number line

Then, choice of $\alpha_i(\emptyset)$ meets the constraints.

For the recursive case, recall we need \[ \beta_x(\vz)=(1-\alpha_x(\vz))\beta_x(\vz:0)+\alpha_x(\vz)\beta_x(\vz:1)\,\,, \] so we’ll choose $\beta_x(\vz:1)>\beta_x(\vz)>\beta_x(\vz:0)$, which always admits solutions on the open unit interval, but to ensure that $\beta_1(\vz:z_j)-\beta_0(\vz:z_j)=(-1)^{j}\epsilon_j$, we need another construction similar to the above with the number line. Here’s the next step.

recursive number line

Where we can frame the above recursively.
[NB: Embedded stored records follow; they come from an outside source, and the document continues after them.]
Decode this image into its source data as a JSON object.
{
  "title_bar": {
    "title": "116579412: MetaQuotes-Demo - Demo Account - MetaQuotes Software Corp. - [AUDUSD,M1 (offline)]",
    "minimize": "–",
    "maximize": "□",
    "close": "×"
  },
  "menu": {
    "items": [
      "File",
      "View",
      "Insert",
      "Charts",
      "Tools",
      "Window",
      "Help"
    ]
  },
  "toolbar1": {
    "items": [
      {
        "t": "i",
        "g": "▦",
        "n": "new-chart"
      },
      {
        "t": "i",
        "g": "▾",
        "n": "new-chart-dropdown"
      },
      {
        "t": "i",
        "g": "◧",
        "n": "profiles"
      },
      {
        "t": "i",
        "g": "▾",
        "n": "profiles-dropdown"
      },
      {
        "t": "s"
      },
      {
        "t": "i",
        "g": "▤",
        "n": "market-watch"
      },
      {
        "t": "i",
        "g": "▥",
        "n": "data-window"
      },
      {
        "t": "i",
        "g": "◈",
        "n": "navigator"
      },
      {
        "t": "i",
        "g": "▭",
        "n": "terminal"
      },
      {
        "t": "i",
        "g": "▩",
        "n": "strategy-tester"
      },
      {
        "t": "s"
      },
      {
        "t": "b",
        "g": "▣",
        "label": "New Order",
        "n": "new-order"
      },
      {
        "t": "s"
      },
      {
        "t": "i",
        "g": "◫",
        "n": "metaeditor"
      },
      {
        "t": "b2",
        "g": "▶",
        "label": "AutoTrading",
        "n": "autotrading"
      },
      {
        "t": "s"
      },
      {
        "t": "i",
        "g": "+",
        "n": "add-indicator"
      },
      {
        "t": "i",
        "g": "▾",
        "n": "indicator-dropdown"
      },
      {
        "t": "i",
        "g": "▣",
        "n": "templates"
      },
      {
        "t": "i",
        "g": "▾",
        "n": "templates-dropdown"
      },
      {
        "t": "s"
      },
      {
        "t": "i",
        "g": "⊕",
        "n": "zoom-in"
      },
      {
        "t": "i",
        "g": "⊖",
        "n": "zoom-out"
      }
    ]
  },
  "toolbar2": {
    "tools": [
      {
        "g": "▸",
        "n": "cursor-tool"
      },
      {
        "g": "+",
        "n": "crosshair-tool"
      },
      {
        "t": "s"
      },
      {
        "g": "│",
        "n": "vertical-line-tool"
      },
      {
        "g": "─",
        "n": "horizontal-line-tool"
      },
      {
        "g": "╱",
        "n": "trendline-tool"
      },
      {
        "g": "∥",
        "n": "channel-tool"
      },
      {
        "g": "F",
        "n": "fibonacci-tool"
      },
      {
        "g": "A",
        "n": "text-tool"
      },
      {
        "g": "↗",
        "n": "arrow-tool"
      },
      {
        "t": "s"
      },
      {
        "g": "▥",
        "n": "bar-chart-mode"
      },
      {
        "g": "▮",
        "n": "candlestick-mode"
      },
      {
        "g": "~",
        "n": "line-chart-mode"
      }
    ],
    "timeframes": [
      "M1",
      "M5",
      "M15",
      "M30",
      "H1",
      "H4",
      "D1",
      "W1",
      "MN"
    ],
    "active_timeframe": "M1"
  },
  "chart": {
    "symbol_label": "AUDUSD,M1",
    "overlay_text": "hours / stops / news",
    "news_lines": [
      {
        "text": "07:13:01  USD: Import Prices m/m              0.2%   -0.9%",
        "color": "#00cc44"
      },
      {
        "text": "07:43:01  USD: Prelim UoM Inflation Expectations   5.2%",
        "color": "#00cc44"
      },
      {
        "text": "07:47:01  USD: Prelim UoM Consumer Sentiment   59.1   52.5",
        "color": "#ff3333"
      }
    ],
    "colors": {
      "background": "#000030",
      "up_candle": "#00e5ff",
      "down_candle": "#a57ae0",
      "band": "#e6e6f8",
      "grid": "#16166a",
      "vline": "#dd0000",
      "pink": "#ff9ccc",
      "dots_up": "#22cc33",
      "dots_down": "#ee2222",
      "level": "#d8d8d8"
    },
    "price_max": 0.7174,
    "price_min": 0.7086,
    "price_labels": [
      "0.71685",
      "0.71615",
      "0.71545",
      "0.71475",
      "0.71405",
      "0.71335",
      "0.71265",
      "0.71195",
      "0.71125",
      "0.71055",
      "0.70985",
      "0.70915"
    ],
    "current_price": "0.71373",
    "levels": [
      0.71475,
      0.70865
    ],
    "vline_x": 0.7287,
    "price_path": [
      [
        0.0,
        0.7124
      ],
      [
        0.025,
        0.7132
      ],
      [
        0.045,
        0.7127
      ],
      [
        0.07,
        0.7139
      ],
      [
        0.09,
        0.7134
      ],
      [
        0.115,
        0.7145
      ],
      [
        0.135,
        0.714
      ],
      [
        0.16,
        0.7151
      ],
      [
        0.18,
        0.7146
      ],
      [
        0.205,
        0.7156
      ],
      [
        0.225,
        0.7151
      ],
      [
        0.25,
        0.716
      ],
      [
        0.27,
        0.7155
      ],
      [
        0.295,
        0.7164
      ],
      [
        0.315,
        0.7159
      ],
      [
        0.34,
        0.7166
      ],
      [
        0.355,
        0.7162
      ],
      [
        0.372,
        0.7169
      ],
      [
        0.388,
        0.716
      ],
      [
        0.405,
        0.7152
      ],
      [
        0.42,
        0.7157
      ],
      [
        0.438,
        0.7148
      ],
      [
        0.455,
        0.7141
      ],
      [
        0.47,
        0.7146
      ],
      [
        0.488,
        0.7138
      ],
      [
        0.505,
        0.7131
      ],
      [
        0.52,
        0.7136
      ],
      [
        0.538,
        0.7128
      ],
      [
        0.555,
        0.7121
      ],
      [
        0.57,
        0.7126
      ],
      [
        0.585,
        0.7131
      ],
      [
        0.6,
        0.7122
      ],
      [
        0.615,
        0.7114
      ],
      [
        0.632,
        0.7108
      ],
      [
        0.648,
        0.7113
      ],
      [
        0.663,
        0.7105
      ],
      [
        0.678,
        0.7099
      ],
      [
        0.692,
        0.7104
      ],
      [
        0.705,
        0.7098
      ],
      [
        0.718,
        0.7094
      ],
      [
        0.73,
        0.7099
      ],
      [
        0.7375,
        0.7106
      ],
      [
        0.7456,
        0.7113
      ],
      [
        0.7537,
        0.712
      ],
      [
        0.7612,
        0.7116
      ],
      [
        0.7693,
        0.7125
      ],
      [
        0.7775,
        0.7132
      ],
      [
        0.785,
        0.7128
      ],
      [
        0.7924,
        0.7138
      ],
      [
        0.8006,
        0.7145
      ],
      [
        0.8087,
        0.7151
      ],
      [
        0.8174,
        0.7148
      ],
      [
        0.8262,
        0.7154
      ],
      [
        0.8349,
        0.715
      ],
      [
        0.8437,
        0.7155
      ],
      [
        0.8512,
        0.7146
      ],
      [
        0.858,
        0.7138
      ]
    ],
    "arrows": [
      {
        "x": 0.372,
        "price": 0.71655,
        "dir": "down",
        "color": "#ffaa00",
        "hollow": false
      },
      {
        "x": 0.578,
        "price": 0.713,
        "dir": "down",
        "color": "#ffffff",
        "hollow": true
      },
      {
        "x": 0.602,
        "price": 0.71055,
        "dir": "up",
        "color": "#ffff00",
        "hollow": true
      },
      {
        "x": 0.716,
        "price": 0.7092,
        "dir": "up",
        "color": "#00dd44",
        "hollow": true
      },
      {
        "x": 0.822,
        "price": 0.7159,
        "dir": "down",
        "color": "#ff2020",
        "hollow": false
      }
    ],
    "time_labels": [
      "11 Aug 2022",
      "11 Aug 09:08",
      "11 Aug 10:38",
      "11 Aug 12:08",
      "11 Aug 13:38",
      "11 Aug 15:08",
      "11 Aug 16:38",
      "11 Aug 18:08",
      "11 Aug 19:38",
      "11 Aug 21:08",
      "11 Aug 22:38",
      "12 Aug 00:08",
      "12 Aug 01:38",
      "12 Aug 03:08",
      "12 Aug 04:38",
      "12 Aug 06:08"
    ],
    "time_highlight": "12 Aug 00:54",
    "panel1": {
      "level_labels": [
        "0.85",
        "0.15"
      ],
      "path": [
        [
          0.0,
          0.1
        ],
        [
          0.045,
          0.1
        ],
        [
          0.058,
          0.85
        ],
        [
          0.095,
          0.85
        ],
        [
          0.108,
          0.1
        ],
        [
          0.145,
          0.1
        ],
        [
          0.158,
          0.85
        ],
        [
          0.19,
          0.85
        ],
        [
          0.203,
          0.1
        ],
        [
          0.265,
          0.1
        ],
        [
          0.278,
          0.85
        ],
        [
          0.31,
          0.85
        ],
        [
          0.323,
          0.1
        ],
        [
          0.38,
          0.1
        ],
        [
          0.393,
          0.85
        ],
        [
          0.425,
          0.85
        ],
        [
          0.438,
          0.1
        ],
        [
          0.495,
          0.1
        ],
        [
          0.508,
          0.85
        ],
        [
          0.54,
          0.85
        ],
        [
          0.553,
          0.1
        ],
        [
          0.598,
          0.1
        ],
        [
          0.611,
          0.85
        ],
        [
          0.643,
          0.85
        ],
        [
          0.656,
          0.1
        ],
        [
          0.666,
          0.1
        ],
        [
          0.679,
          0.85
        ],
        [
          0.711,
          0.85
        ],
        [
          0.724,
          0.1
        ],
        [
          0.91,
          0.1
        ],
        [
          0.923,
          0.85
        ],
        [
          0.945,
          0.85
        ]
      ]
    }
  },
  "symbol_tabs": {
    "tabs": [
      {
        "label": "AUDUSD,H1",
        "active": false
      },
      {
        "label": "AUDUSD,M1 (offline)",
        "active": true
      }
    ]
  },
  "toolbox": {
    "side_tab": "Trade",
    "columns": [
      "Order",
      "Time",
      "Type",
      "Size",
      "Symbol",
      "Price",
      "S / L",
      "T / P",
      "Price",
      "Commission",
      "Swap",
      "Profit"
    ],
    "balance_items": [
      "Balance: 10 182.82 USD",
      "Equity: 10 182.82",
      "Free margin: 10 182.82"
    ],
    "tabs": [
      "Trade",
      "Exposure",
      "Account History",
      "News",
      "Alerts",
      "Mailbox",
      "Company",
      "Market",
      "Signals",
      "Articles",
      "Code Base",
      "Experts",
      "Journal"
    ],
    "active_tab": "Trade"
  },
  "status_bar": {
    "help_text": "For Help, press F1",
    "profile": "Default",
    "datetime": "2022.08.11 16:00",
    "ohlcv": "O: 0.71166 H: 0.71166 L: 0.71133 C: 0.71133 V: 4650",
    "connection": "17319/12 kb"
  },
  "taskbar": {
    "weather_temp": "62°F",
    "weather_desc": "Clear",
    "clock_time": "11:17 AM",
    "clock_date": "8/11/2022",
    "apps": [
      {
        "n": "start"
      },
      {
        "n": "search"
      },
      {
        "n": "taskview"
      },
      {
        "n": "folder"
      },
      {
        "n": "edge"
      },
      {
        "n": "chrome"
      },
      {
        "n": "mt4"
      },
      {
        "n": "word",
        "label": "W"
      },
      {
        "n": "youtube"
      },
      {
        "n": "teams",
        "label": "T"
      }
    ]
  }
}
Suppose $m$ is the minimum distance from $\beta_1(\vz),\beta_0(\vz)$ to $0,1$. Without loss of generality assume the parity of $\vz$ is such that we’re interested in having $\beta_1(\vz:z_j)>\beta_0(\vz:z_j)$, which implies by parity as well that in the previous step $\beta_1(\vz)\le \beta_0(\vz)$.

Then for $j=\card{\vz}+1$ set \[ \mat{\beta_0(\vz:0)\\ \beta_1(\vz:0)\\\beta_0(\vz:1)\\\beta_1(\vz:1) }= \mat{\beta_1(\vz)-\frac{m+\epsilon_{j}}{2} \\ \beta_1(\vz)-\frac{m-\epsilon_{j}}{2} \\ \beta_0(\vz)+\frac{m-\epsilon_{j}}{2} \\ \beta_0(\vz)+\frac{m+\epsilon_{j}}{2} }\,\,. \]

This recursion keeps the equations solvable, and by choice of $\epsilon_{j}$ sufficiently small all quantities are within $(0,1)$.